Some teachers in the Clark County School District say it is not, while the Nevada State Education Association supports the performance pay idea.
The NSEA supports performance pay, but says there needs to be a reasonable way to rate the teacher's performance. Teachers like Ann Moody say a lot of factors that make pay based on student performance unfair, one being transient students who bounce from school to school.
"How are we going to do this? How is this going to be done for merit pay? Are we going to take into account for students I've had all year -- the students who came from an enriched family environment that books were a part of their growing up and parents are reading to them and literate in the English language?" she said.
Moody has been teaching for 16 years. She followed in the footsteps of her parents and has a master's degree in special education and early childhood education. Her degree has helped her in her pay scale, but that may soon change with Sandoval's plan.

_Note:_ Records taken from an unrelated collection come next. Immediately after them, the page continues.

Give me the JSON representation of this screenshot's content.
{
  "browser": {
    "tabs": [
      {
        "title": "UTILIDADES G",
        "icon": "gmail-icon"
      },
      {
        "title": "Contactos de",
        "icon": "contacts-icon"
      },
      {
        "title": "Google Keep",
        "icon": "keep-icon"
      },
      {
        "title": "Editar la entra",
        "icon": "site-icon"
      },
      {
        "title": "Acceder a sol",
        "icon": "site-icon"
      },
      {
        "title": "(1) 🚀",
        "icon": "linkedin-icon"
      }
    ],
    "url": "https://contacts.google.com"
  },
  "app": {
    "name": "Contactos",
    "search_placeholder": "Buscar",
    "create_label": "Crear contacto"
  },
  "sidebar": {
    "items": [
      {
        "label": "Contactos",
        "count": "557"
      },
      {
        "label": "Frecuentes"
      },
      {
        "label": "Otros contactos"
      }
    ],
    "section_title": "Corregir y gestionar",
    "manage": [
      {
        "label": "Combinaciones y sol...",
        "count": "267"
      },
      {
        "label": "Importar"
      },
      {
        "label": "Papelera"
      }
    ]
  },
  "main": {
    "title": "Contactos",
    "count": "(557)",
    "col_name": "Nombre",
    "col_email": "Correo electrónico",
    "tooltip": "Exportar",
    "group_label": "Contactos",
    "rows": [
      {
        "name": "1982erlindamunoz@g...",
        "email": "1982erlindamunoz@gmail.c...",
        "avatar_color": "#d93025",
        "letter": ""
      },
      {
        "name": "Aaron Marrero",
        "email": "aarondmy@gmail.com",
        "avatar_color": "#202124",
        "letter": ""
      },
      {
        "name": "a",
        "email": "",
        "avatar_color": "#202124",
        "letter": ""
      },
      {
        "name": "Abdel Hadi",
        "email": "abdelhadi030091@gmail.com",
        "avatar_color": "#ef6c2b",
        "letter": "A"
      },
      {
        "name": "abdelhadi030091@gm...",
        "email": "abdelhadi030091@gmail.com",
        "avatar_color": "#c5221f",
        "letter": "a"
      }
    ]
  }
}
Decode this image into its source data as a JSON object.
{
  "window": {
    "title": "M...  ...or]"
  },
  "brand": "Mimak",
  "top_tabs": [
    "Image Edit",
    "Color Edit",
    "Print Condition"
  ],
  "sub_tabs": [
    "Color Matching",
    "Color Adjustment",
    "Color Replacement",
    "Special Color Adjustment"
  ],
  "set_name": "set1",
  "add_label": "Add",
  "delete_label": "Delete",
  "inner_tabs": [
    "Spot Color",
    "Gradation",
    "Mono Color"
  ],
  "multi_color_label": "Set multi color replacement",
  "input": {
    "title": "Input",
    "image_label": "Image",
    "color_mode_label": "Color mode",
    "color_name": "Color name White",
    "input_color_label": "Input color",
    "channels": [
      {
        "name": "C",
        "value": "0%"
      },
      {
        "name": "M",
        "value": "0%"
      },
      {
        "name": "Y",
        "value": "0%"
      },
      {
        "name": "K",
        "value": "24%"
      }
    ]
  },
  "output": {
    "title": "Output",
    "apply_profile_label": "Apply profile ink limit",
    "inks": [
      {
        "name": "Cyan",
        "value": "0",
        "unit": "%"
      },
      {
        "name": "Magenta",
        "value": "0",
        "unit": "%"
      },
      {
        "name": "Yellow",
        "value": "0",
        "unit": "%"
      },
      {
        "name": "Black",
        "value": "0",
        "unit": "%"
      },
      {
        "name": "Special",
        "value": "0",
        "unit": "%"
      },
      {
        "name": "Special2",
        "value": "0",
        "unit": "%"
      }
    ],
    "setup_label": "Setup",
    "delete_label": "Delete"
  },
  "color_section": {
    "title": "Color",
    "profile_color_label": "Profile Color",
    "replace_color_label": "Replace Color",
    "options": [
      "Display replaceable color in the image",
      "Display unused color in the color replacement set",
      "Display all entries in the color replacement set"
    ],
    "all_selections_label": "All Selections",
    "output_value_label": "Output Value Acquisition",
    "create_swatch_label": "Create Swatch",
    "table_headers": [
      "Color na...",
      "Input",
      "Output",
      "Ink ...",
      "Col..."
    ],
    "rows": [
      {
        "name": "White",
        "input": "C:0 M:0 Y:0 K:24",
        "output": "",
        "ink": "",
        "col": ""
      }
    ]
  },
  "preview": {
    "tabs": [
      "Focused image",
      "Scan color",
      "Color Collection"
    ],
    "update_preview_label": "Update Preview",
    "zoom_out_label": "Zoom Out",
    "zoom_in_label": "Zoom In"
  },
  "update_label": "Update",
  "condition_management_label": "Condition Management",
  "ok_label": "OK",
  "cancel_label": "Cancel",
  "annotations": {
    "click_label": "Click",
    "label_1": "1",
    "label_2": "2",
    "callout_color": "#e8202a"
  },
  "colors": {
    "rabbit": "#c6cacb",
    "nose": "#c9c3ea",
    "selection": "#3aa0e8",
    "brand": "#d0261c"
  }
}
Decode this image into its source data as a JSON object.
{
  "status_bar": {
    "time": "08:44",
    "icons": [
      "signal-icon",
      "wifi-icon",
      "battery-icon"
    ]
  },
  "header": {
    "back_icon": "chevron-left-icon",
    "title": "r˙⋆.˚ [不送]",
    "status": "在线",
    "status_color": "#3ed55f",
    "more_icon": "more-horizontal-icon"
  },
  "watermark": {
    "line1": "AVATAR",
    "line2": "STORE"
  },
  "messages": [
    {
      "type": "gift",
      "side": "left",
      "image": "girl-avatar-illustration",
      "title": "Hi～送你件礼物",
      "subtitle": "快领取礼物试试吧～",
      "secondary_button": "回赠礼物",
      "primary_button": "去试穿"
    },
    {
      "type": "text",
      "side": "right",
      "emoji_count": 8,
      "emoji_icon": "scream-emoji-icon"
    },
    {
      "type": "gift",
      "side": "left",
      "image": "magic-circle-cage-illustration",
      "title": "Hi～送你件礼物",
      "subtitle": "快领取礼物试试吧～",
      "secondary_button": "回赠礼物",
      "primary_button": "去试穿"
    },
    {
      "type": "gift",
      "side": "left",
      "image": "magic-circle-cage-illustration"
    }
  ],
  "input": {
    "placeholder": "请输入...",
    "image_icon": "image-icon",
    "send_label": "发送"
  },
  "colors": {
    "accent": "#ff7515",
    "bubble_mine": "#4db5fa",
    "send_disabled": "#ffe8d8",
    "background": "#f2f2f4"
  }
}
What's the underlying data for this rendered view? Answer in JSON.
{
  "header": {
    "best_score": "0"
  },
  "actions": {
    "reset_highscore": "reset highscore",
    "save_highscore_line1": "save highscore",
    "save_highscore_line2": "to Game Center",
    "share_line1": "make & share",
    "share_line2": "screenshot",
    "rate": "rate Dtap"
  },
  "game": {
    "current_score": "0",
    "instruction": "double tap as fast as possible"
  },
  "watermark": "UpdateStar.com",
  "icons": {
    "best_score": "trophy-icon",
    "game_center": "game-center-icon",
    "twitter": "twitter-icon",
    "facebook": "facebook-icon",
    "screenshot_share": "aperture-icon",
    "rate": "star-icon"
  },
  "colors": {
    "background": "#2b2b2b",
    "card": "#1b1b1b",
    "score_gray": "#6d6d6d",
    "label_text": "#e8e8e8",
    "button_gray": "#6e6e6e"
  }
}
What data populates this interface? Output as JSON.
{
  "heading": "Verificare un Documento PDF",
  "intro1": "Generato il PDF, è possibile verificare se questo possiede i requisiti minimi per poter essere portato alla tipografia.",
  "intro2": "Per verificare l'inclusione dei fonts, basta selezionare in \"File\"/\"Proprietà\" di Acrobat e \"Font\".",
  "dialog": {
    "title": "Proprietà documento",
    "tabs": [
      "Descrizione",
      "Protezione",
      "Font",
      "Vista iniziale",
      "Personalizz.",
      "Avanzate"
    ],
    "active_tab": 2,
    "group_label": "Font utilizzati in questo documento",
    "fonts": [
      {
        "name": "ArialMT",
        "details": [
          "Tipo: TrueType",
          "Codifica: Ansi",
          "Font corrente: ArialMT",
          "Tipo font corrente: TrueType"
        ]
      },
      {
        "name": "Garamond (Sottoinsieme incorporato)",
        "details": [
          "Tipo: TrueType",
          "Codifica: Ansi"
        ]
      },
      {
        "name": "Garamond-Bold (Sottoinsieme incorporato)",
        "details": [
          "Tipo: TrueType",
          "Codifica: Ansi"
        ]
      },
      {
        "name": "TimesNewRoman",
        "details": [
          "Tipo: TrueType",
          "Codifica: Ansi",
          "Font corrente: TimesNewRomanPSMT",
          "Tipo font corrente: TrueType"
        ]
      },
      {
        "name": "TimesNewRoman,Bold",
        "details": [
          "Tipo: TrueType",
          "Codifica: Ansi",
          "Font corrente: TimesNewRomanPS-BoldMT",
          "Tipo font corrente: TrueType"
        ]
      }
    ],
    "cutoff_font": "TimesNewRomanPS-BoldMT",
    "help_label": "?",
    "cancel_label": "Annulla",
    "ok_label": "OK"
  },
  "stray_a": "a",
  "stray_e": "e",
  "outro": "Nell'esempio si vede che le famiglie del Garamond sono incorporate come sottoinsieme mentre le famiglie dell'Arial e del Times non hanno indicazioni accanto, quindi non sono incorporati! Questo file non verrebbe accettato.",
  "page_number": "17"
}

In the State of the Union Address, President Obama made clear rewarding good teachers is something he supports.
Gary Peck with the NSEA says there needs to be system implemented to make sure performance pay is done right.
"Try to bargain a system that fairly evaluates people, that includes factors that ensure when teachers are evaluated. It's a holistic kind of evaluation that includes, perhaps, test scores and other ways of measuring student performance," he said.
The NSEA says they support performance pay because they feel people should be rewarded for a job well done. Merit pay was just one of the many ideas Governor Sandoval outlined in his education plan that didn't sit well educators. He also floated the idea of ending teacher tenure.